Joël Robuchon, 1945–2018
The French chef who created a culinary empire
Robuchon was born to a “fervently Catholic family in Poitiers, in the center of France,” said The Times (U.K.). He entered a seminary at age 12, planning to become a priest, but found a new calling while helping the nuns prepare meals. At age 15, Robuchon began an apprenticeship at a restaurant, and by 29, he was in charge of 90 chefs at a large Paris hotel, said The Washington Post. In 1981, he opened his own restaurant, Jamin, near the Eiffel Tower. It “racked up a Michelin star a year in its first three years—a feat no one had accomplished before.” Robuchon was fiercely demanding in the kitchen, once bouncing a plate of disappointing langoustine ravioli off the head of a junior chef named Gordon Ramsay.

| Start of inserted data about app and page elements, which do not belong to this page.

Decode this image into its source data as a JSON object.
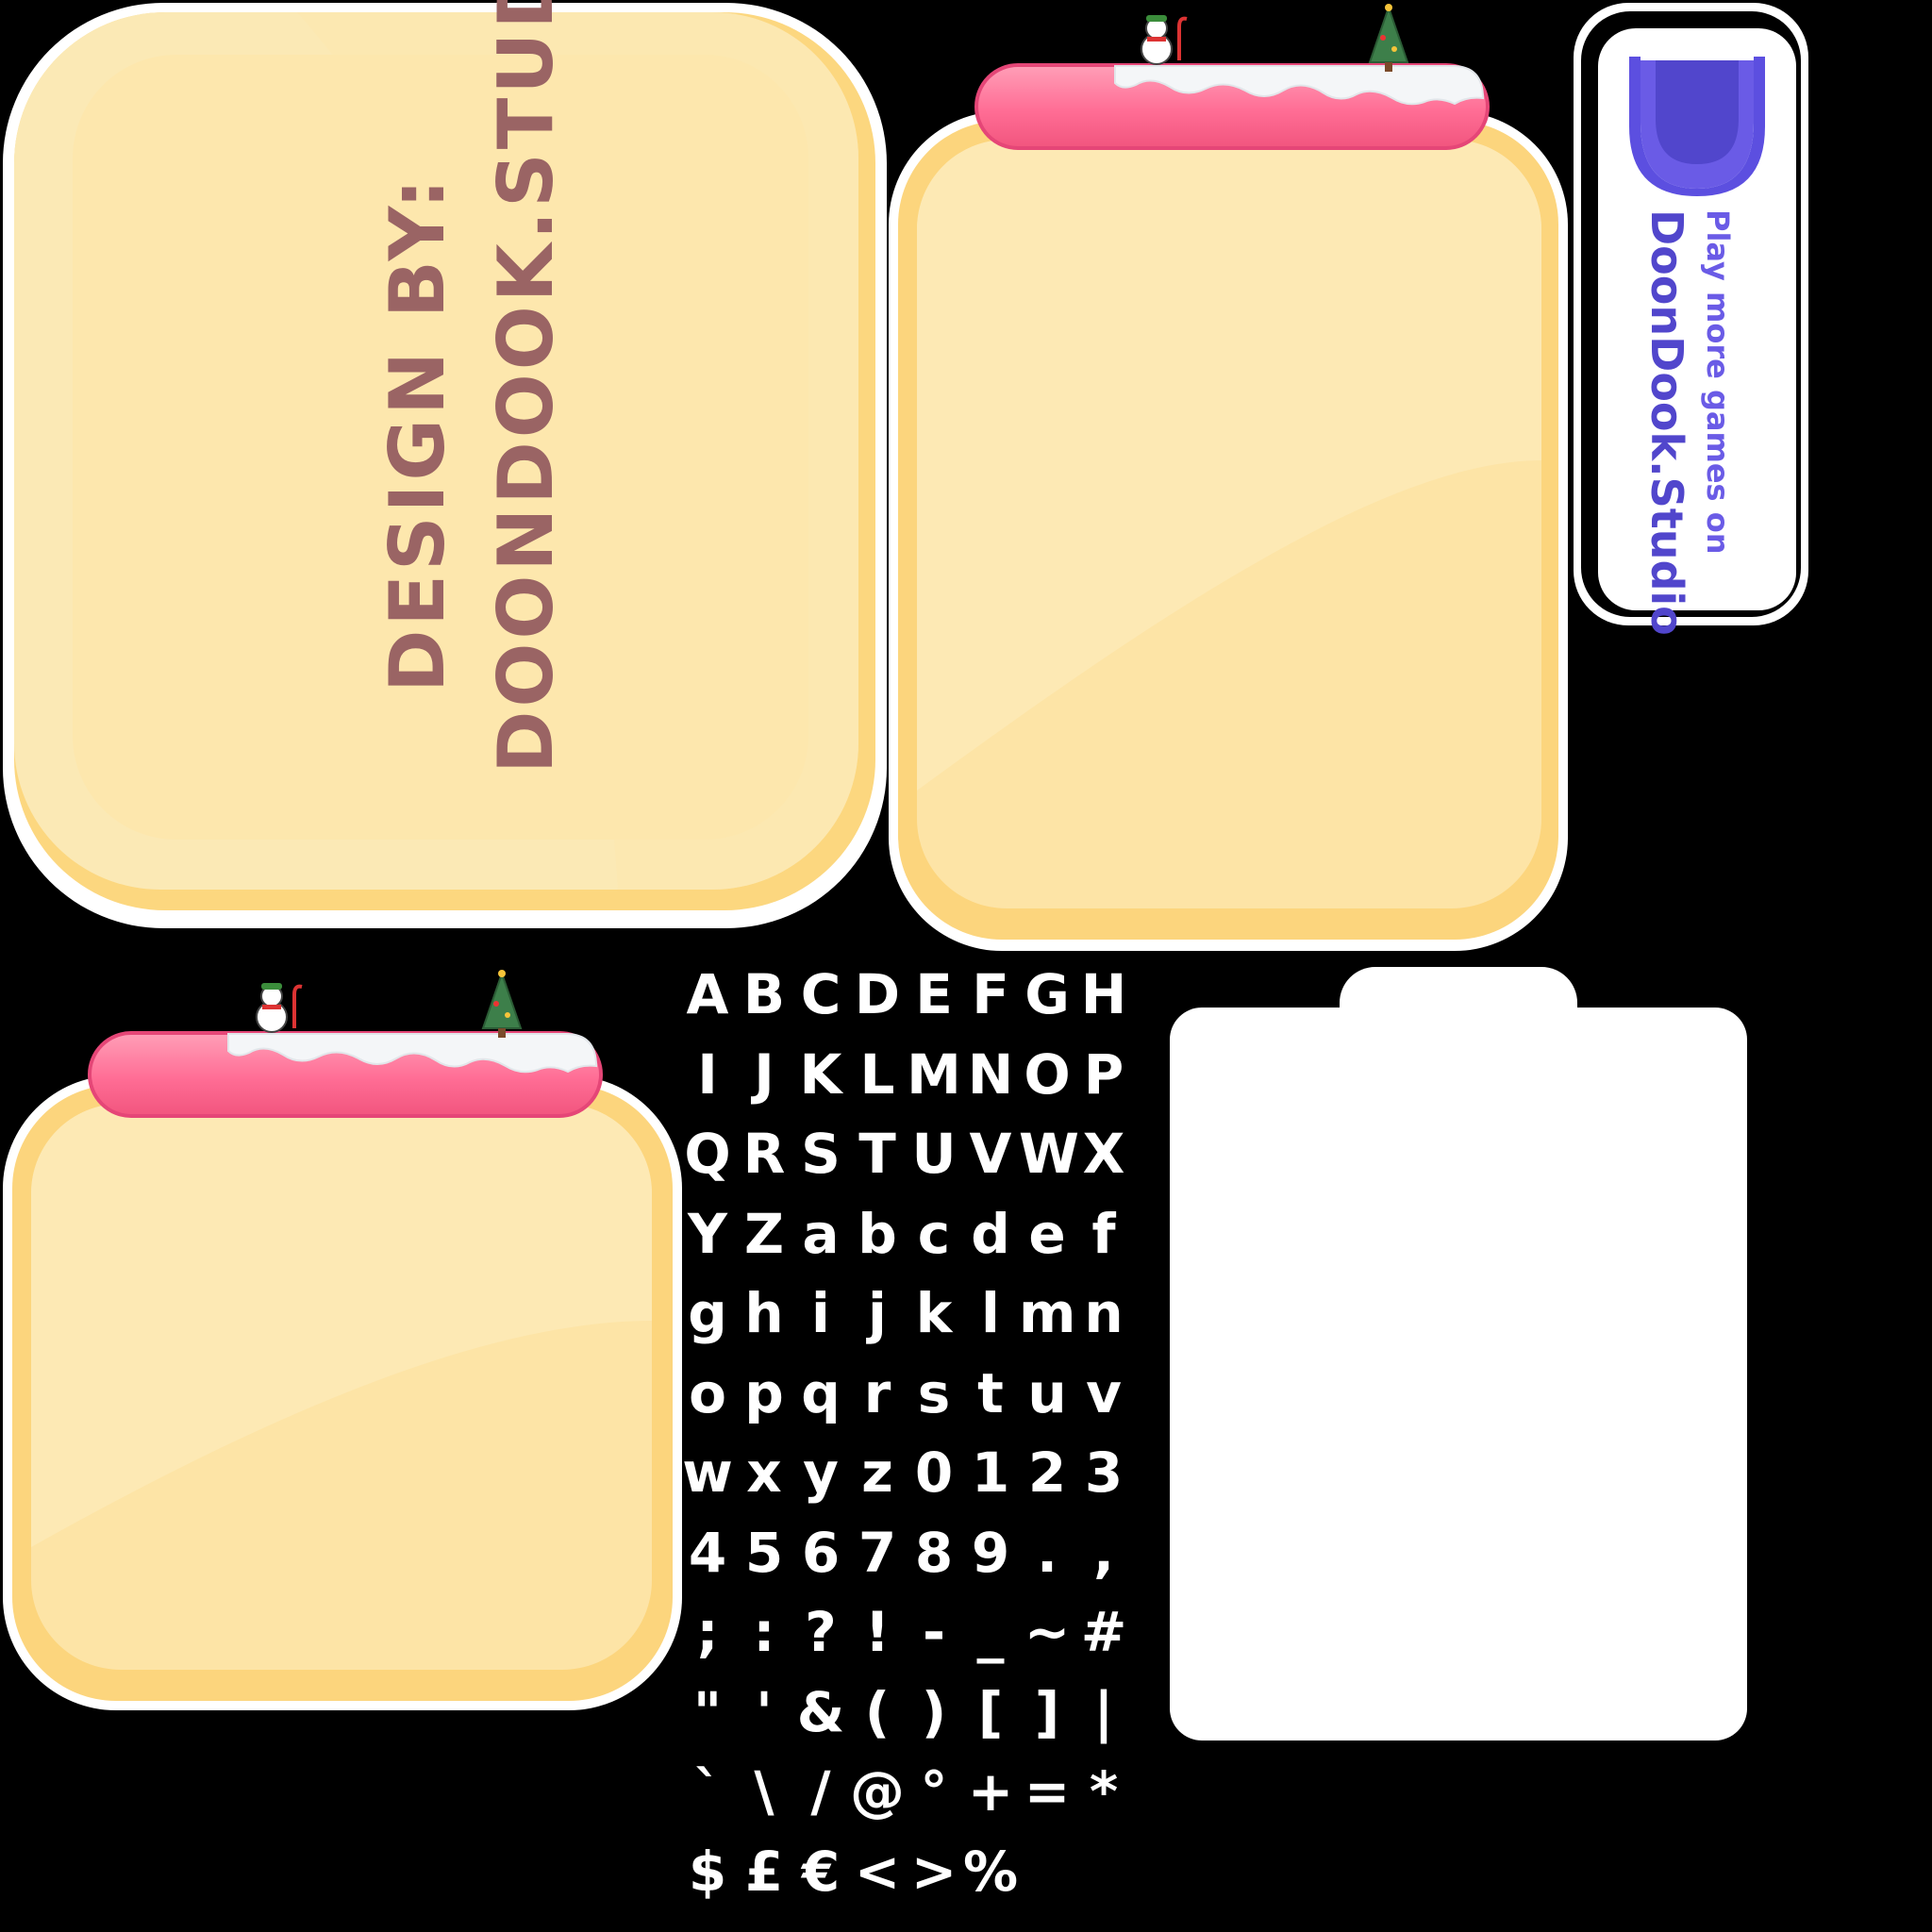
{
  "credit": {
    "line1": "DESIGN BY:",
    "line2": "DOONDOOK.STUDIO"
  },
  "promo": {
    "small_text": "Play more games on",
    "brand_text": "DoonDook.Studio",
    "logo_icon": "doondook-shield-logo-icon"
  },
  "decorations": [
    "snowman-icon",
    "candy-cane-icon",
    "christmas-tree-icon"
  ],
  "colors": {
    "panel_yellow": "#fcd77f",
    "panel_face": "#fde7ad",
    "pink_bar": "#ff6d95",
    "credit_text": "#9a6464",
    "promo_purple": "#5146cc"
  },
  "glyphs": [
    "A",
    "B",
    "C",
    "D",
    "E",
    "F",
    "G",
    "H",
    "I",
    "J",
    "K",
    "L",
    "M",
    "N",
    "O",
    "P",
    "Q",
    "R",
    "S",
    "T",
    "U",
    "V",
    "W",
    "X",
    "Y",
    "Z",
    "a",
    "b",
    "c",
    "d",
    "e",
    "f",
    "g",
    "h",
    "i",
    "j",
    "k",
    "l",
    "m",
    "n",
    "o",
    "p",
    "q",
    "r",
    "s",
    "t",
    "u",
    "v",
    "w",
    "x",
    "y",
    "z",
    "0",
    "1",
    "2",
    "3",
    "4",
    "5",
    "6",
    "7",
    "8",
    "9",
    ".",
    ",",
    ";",
    ":",
    "?",
    "!",
    "-",
    "_",
    "~",
    "#",
    "\"",
    "'",
    "&",
    "(",
    ")",
    "[",
    "]",
    "|",
    "`",
    "\\",
    "/",
    "@",
    "°",
    "+",
    "=",
    "*",
    "$",
    "£",
    "€",
    "<",
    ">",
    "%"
  ]
}
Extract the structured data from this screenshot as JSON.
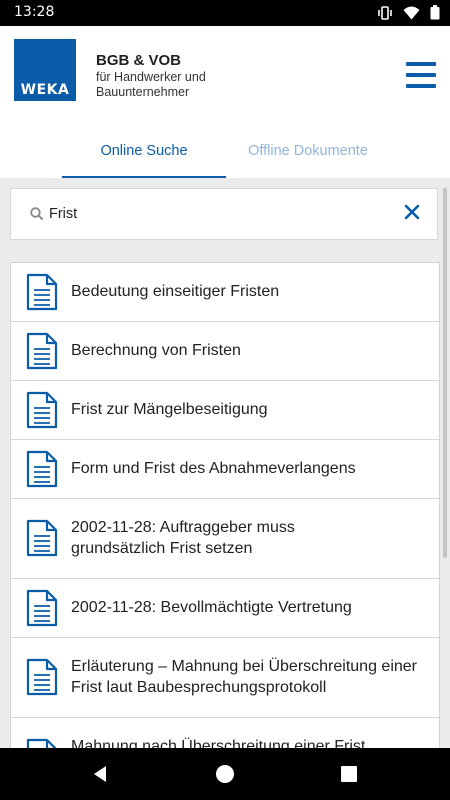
{
  "status_bar": {
    "time": "13:28"
  },
  "header": {
    "logo_text": "WEKA",
    "title": "BGB & VOB",
    "subtitle": "für Handwerker und Bauunternehmer"
  },
  "tabs": [
    {
      "label": "Online Suche",
      "active": true
    },
    {
      "label": "Offline Dokumente",
      "active": false
    }
  ],
  "search": {
    "value": "Frist"
  },
  "results": [
    {
      "title": "Bedeutung einseitiger Fristen"
    },
    {
      "title": "Berechnung von Fristen"
    },
    {
      "title": "Frist zur Mängelbeseitigung"
    },
    {
      "title": "Form und Frist des Abnahmeverlangens"
    },
    {
      "title": "2002-11-28: Auftraggeber muss grundsätzlich Frist setzen"
    },
    {
      "title": "2002-11-28: Bevollmächtigte Vertretung"
    },
    {
      "title": "Erläuterung – Mahnung bei Überschreitung einer Frist laut Baubesprechungsprotokoll"
    },
    {
      "title": "Mahnung nach Überschreitung einer Frist"
    }
  ],
  "colors": {
    "accent": "#0a5ca8",
    "inactive_tab": "#93b6d8",
    "list_background": "#ebebeb"
  }
}
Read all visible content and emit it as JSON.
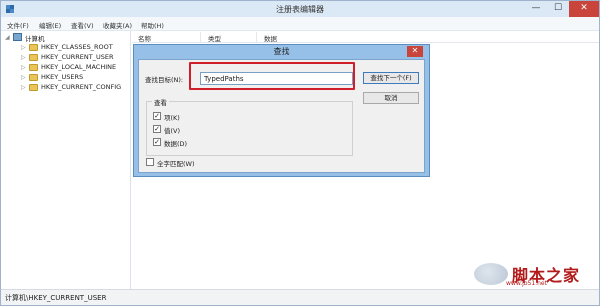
{
  "window": {
    "title": "注册表编辑器",
    "controls": {
      "minimize": "—",
      "maximize": "☐",
      "close": "✕"
    }
  },
  "menu": [
    "文件(F)",
    "编辑(E)",
    "查看(V)",
    "收藏夹(A)",
    "帮助(H)"
  ],
  "tree": {
    "root": "计算机",
    "items": [
      "HKEY_CLASSES_ROOT",
      "HKEY_CURRENT_USER",
      "HKEY_LOCAL_MACHINE",
      "HKEY_USERS",
      "HKEY_CURRENT_CONFIG"
    ]
  },
  "list": {
    "columns": [
      "名称",
      "类型",
      "数据"
    ]
  },
  "status": {
    "path": "计算机\\HKEY_CURRENT_USER"
  },
  "find_dialog": {
    "title": "查找",
    "close": "✕",
    "find_what_label": "查找目标(N):",
    "find_what_value": "TypedPaths",
    "find_next_button": "查找下一个(F)",
    "cancel_button": "取消",
    "look_at_label": "查看",
    "options": [
      {
        "label": "项(K)",
        "checked": true
      },
      {
        "label": "值(V)",
        "checked": true
      },
      {
        "label": "数据(D)",
        "checked": true
      }
    ],
    "match_whole": {
      "label": "全字匹配(W)",
      "checked": false
    }
  },
  "watermark": {
    "text": "脚本之家",
    "url": "www.jb51.net"
  },
  "colors": {
    "dialog_frame": "#96c0e8",
    "highlight": "#d01e2a",
    "close_red": "#c9453b"
  }
}
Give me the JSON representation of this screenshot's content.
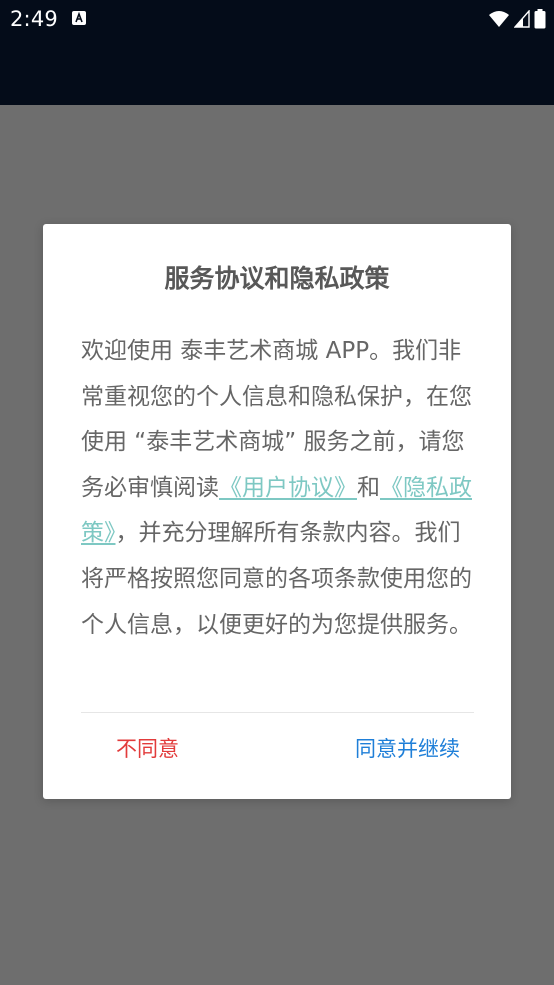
{
  "status_bar": {
    "time": "2:49",
    "notification_icon": "a-letter-icon",
    "icons": [
      "wifi-icon",
      "signal-icon",
      "battery-icon"
    ]
  },
  "dialog": {
    "title": "服务协议和隐私政策",
    "body": {
      "part1": "欢迎使用 泰丰艺术商城 APP。我们非常重视您的个人信息和隐私保护，在您使用 “泰丰艺术商城” 服务之前，请您务必审慎阅读",
      "user_agreement_link": "《用户协议》",
      "part2": "和",
      "privacy_policy_link": "《隐私政策》",
      "part3": "，并充分理解所有条款内容。我们将严格按照您同意的各项条款使用您的个人信息，以便更好的为您提供服务。"
    },
    "buttons": {
      "disagree": "不同意",
      "agree": "同意并继续"
    }
  },
  "colors": {
    "status_bar_bg": "#040c19",
    "overlay": "#6e6e6e",
    "link": "#7ec8c3",
    "disagree": "#e23b3b",
    "agree": "#1f7fd8"
  }
}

The restaurant guide Gault & Millau hailed Robuchon as a “chef of the century” in 1989, said TheGuardian.com. But seven years later, at age 51, he abruptly retired, saying he’d seen too many contemporaries “burn out or die.” He came out of retirement in 2003 to launch his revolutionary Ateliers (the French word for workshops): intimate restaurants where diners sat at a counter surrounding the kitchen. The first ones in Paris and Tokyo were “greeted with almost hysterical acclaim and long queues,” and dozens more soon opened around the world. Just as in his kitchens, Robuchon liked to keep things simple when cooking for himself. His favorite dish? “Steak and fries,” he said, “nice and French.” ■